### EXERCISE GOAL
Find every line below where the word "children" occurs, then give how many you found and nothing else.
Segment Start: INPUT DATA
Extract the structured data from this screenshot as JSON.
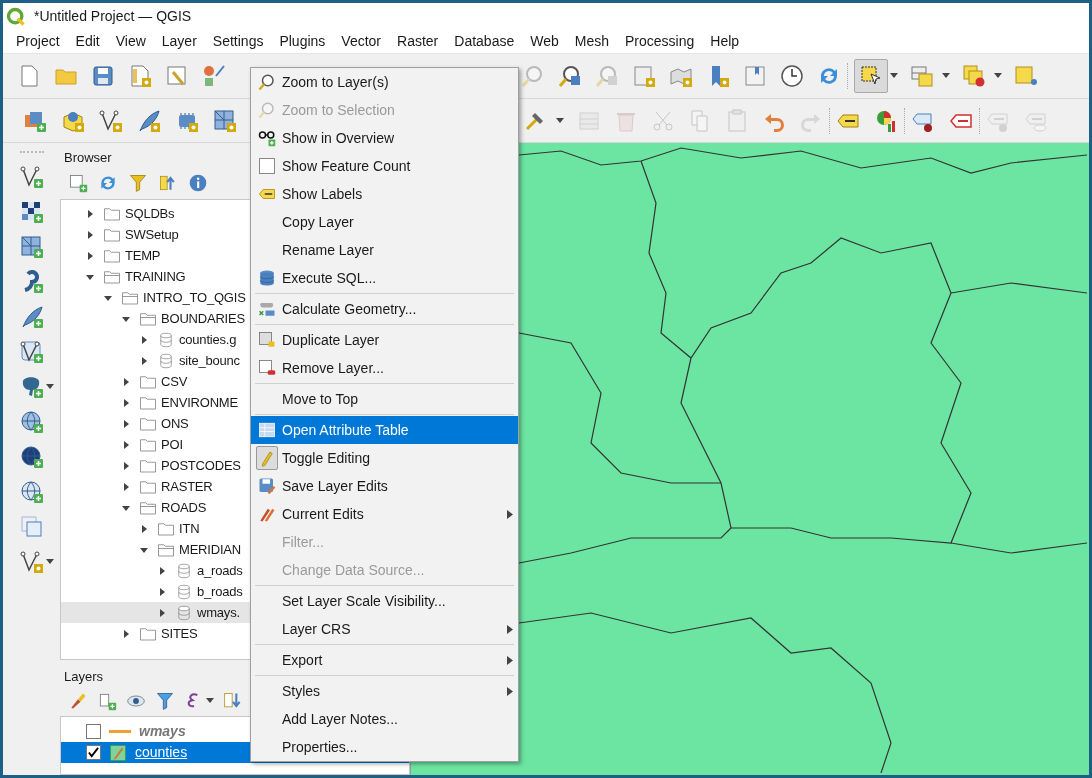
{
  "window": {
    "title": "*Untitled Project — QGIS"
  },
  "menubar": [
    "Project",
    "Edit",
    "View",
    "Layer",
    "Settings",
    "Plugins",
    "Vector",
    "Raster",
    "Database",
    "Web",
    "Mesh",
    "Processing",
    "Help"
  ],
  "browser": {
    "title": "Browser",
    "tree": [
      {
        "label": "SQLDBs",
        "kind": "folder",
        "expanded": false,
        "selected": false
      },
      {
        "label": "SWSetup",
        "kind": "folder",
        "expanded": false,
        "selected": false
      },
      {
        "label": "TEMP",
        "kind": "folder",
        "expanded": false,
        "selected": false
      },
      {
        "label": "TRAINING",
        "kind": "folder",
        "expanded": true,
        "selected": false,
        "children": [
          {
            "label": "INTRO_TO_QGIS",
            "kind": "folder",
            "expanded": true,
            "selected": false,
            "children": [
              {
                "label": "BOUNDARIES",
                "kind": "folder",
                "expanded": true,
                "selected": false,
                "children": [
                  {
                    "label": "counties.g",
                    "kind": "file",
                    "expanded": false,
                    "selected": false
                  },
                  {
                    "label": "site_bounc",
                    "kind": "file",
                    "expanded": false,
                    "selected": false
                  }
                ]
              },
              {
                "label": "CSV",
                "kind": "folder",
                "expanded": false,
                "selected": false
              },
              {
                "label": "ENVIRONME",
                "kind": "folder",
                "expanded": false,
                "selected": false
              },
              {
                "label": "ONS",
                "kind": "folder",
                "expanded": false,
                "selected": false
              },
              {
                "label": "POI",
                "kind": "folder",
                "expanded": false,
                "selected": false
              },
              {
                "label": "POSTCODES",
                "kind": "folder",
                "expanded": false,
                "selected": false
              },
              {
                "label": "RASTER",
                "kind": "folder",
                "expanded": false,
                "selected": false
              },
              {
                "label": "ROADS",
                "kind": "folder",
                "expanded": true,
                "selected": false,
                "children": [
                  {
                    "label": "ITN",
                    "kind": "folder",
                    "expanded": false,
                    "selected": false
                  },
                  {
                    "label": "MERIDIAN",
                    "kind": "folder",
                    "expanded": true,
                    "selected": false,
                    "children": [
                      {
                        "label": "a_roads",
                        "kind": "file",
                        "expanded": false,
                        "selected": false
                      },
                      {
                        "label": "b_roads",
                        "kind": "file",
                        "expanded": false,
                        "selected": false
                      },
                      {
                        "label": "wmays.",
                        "kind": "file",
                        "expanded": false,
                        "selected": true
                      }
                    ]
                  }
                ]
              },
              {
                "label": "SITES",
                "kind": "folder",
                "expanded": false,
                "selected": false
              }
            ]
          }
        ]
      }
    ]
  },
  "layers": {
    "title": "Layers",
    "items": [
      {
        "name": "wmays",
        "kind": "line",
        "visible": false,
        "editing": false,
        "selected": false
      },
      {
        "name": "counties",
        "kind": "polygon",
        "visible": true,
        "editing": true,
        "selected": true
      }
    ]
  },
  "context_menu": {
    "groups": [
      [
        {
          "label": "Zoom to Layer(s)",
          "kind": "action",
          "disabled": false,
          "selected": false,
          "submenu": false
        },
        {
          "label": "Zoom to Selection",
          "kind": "action",
          "disabled": true,
          "selected": false,
          "submenu": false
        },
        {
          "label": "Show in Overview",
          "kind": "action",
          "disabled": false,
          "selected": false,
          "submenu": false
        },
        {
          "label": "Show Feature Count",
          "kind": "checkbox",
          "checked": false,
          "disabled": false,
          "selected": false,
          "submenu": false
        },
        {
          "label": "Show Labels",
          "kind": "action",
          "disabled": false,
          "selected": false,
          "submenu": false
        },
        {
          "label": "Copy Layer",
          "kind": "action",
          "disabled": false,
          "selected": false,
          "submenu": false
        },
        {
          "label": "Rename Layer",
          "kind": "action",
          "disabled": false,
          "selected": false,
          "submenu": false
        },
        {
          "label": "Execute SQL...",
          "kind": "action",
          "disabled": false,
          "selected": false,
          "submenu": false
        }
      ],
      [
        {
          "label": "Calculate Geometry...",
          "kind": "action",
          "disabled": false,
          "selected": false,
          "submenu": false
        }
      ],
      [
        {
          "label": "Duplicate Layer",
          "kind": "action",
          "disabled": false,
          "selected": false,
          "submenu": false
        },
        {
          "label": "Remove Layer...",
          "kind": "action",
          "disabled": false,
          "selected": false,
          "submenu": false
        }
      ],
      [
        {
          "label": "Move to Top",
          "kind": "action",
          "disabled": false,
          "selected": false,
          "submenu": false
        }
      ],
      [
        {
          "label": "Open Attribute Table",
          "kind": "action",
          "disabled": false,
          "selected": true,
          "submenu": false
        },
        {
          "label": "Toggle Editing",
          "kind": "toggle",
          "checked": true,
          "disabled": false,
          "selected": false,
          "submenu": false
        },
        {
          "label": "Save Layer Edits",
          "kind": "action",
          "disabled": false,
          "selected": false,
          "submenu": false
        },
        {
          "label": "Current Edits",
          "kind": "action",
          "disabled": false,
          "selected": false,
          "submenu": true
        },
        {
          "label": "Filter...",
          "kind": "action",
          "disabled": true,
          "selected": false,
          "submenu": false
        },
        {
          "label": "Change Data Source...",
          "kind": "action",
          "disabled": true,
          "selected": false,
          "submenu": false
        }
      ],
      [
        {
          "label": "Set Layer Scale Visibility...",
          "kind": "action",
          "disabled": false,
          "selected": false,
          "submenu": false
        },
        {
          "label": "Layer CRS",
          "kind": "action",
          "disabled": false,
          "selected": false,
          "submenu": true
        }
      ],
      [
        {
          "label": "Export",
          "kind": "action",
          "disabled": false,
          "selected": false,
          "submenu": true
        }
      ],
      [
        {
          "label": "Styles",
          "kind": "action",
          "disabled": false,
          "selected": false,
          "submenu": true
        },
        {
          "label": "Add Layer Notes...",
          "kind": "action",
          "disabled": false,
          "selected": false,
          "submenu": false
        },
        {
          "label": "Properties...",
          "kind": "action",
          "disabled": false,
          "selected": false,
          "submenu": false
        }
      ]
    ]
  }
}
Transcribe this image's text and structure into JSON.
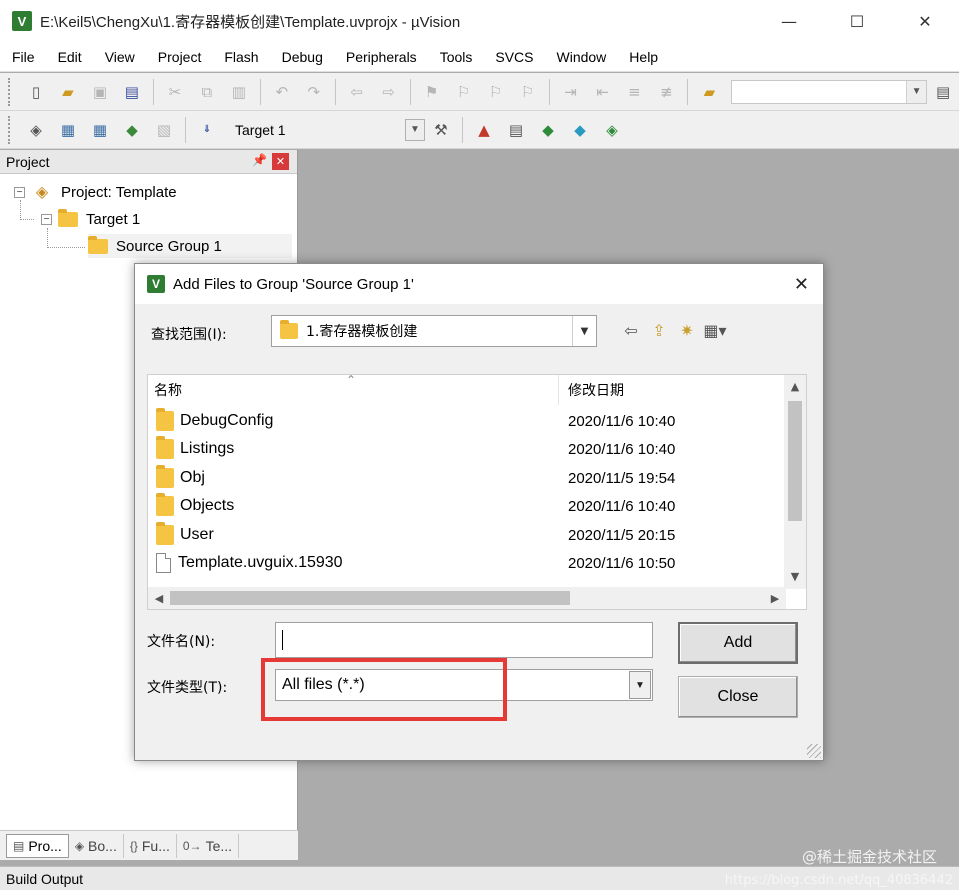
{
  "window": {
    "title": "E:\\Keil5\\ChengXu\\1.寄存器模板创建\\Template.uvprojx - µVision",
    "app_icon": "V",
    "controls": {
      "minimize": "—",
      "maximize": "☐",
      "close": "✕"
    }
  },
  "menu": [
    "File",
    "Edit",
    "View",
    "Project",
    "Flash",
    "Debug",
    "Peripherals",
    "Tools",
    "SVCS",
    "Window",
    "Help"
  ],
  "toolbar2": {
    "target_combo": "Target 1"
  },
  "project_pane": {
    "title": "Project",
    "tree": {
      "project": "Project: Template",
      "target": "Target 1",
      "group": "Source Group 1"
    },
    "tabs": [
      "Pro...",
      "Bo...",
      "Fu...",
      "Te..."
    ]
  },
  "build_output": {
    "label": "Build Output"
  },
  "watermark": {
    "text": "@稀土掘金技术社区",
    "url": "https://blog.csdn.net/qq_40836442"
  },
  "dialog": {
    "title": "Add Files to Group 'Source Group 1'",
    "app_icon": "V",
    "look_in_label": "查找范围(I):",
    "look_in_value": "1.寄存器模板创建",
    "columns": {
      "name": "名称",
      "date": "修改日期"
    },
    "files": [
      {
        "name": "DebugConfig",
        "date": "2020/11/6 10:40",
        "type": "folder"
      },
      {
        "name": "Listings",
        "date": "2020/11/6 10:40",
        "type": "folder"
      },
      {
        "name": "Obj",
        "date": "2020/11/5 19:54",
        "type": "folder"
      },
      {
        "name": "Objects",
        "date": "2020/11/6 10:40",
        "type": "folder"
      },
      {
        "name": "User",
        "date": "2020/11/5 20:15",
        "type": "folder"
      },
      {
        "name": "Template.uvguix.15930",
        "date": "2020/11/6 10:50",
        "type": "file"
      }
    ],
    "filename_label": "文件名(N):",
    "filename_value": "",
    "filetype_label": "文件类型(T):",
    "filetype_value": "All files (*.*)",
    "add_button": "Add",
    "close_button": "Close",
    "highlight_color": "#e53935"
  }
}
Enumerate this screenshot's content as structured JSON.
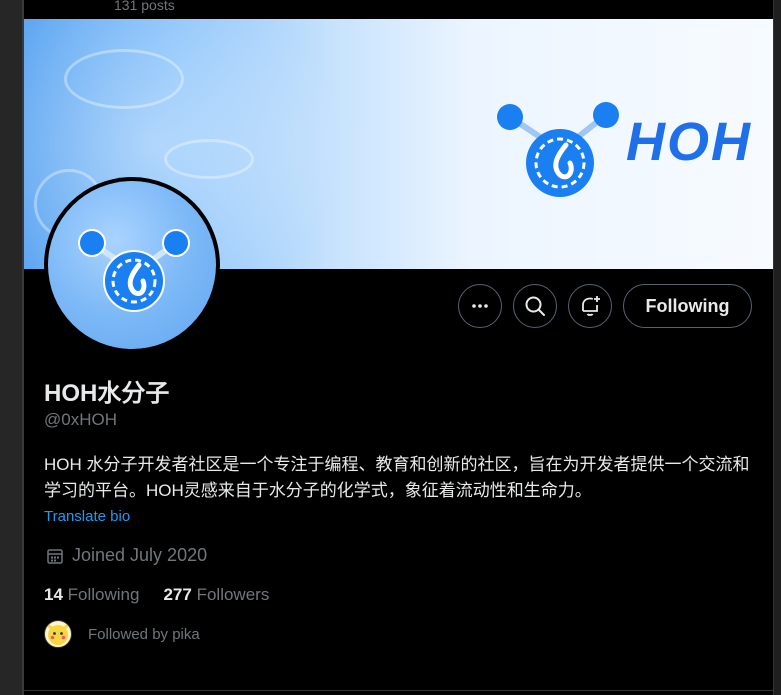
{
  "header": {
    "post_count": "131 posts"
  },
  "banner": {
    "brand_text": "HOH"
  },
  "profile": {
    "name": "HOH水分子",
    "handle": "@0xHOH",
    "bio": "HOH 水分子开发者社区是一个专注于编程、教育和创新的社区，旨在为开发者提供一个交流和学习的平台。HOH灵感来自于水分子的化学式，象征着流动性和生命力。",
    "translate_label": "Translate bio",
    "joined": "Joined July 2020"
  },
  "actions": {
    "more_icon": "more-icon",
    "search_icon": "search-icon",
    "notify_icon": "bell-plus-icon",
    "following_label": "Following"
  },
  "stats": {
    "following_count": "14",
    "following_label": "Following",
    "followers_count": "277",
    "followers_label": "Followers"
  },
  "followed_by": {
    "text": "Followed by pika"
  },
  "colors": {
    "accent": "#1d9bf0",
    "brand": "#1f6fe8",
    "muted": "#71767b",
    "text": "#e7e9ea"
  }
}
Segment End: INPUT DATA
### SOLVED EXERCISE
5